Below are some entries. Copy each line that holds the string "Collection".

Supplied material:

*****

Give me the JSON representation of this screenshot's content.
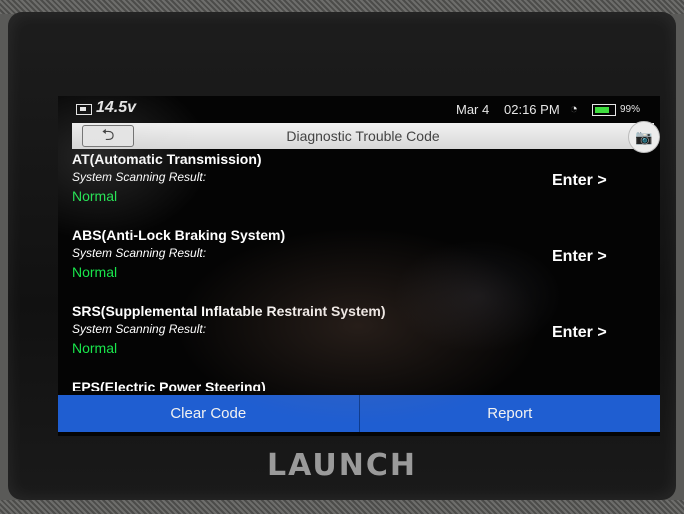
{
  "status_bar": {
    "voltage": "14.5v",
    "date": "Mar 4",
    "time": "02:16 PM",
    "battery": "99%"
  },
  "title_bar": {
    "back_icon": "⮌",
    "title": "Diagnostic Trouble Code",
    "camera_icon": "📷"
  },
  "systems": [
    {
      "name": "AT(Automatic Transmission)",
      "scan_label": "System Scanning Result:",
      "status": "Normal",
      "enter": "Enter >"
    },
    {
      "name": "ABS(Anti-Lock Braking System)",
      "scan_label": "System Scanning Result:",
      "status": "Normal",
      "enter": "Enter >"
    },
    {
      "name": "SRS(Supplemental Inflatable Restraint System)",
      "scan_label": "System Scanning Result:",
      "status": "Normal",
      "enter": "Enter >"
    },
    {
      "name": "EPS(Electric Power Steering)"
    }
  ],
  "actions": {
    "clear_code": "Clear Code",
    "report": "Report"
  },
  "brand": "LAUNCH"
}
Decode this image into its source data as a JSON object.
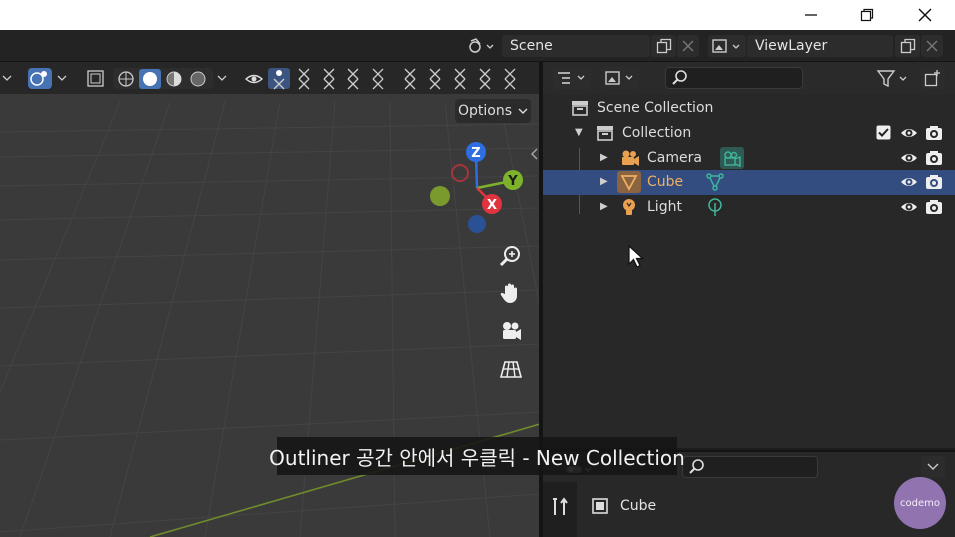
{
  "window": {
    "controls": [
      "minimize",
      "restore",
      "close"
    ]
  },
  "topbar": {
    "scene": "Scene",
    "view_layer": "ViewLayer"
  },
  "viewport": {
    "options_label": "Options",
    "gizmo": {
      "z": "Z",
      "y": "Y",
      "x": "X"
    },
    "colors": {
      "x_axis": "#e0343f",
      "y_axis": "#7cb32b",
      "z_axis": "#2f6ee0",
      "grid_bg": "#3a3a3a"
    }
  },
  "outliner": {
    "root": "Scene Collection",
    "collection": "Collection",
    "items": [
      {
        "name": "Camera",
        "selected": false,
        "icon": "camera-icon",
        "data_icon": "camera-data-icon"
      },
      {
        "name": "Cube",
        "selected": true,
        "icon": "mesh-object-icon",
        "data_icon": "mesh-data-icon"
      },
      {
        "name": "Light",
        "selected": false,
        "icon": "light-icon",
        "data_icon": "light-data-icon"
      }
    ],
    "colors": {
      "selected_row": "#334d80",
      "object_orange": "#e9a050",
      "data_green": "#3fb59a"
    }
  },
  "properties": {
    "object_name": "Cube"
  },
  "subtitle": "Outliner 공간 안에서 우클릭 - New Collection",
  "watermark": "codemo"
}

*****

Answer area:
    "root": "Scene Collection",
    "collection": "Collection",
  "subtitle": "Outliner 공간 안에서 우클릭 - New Collection",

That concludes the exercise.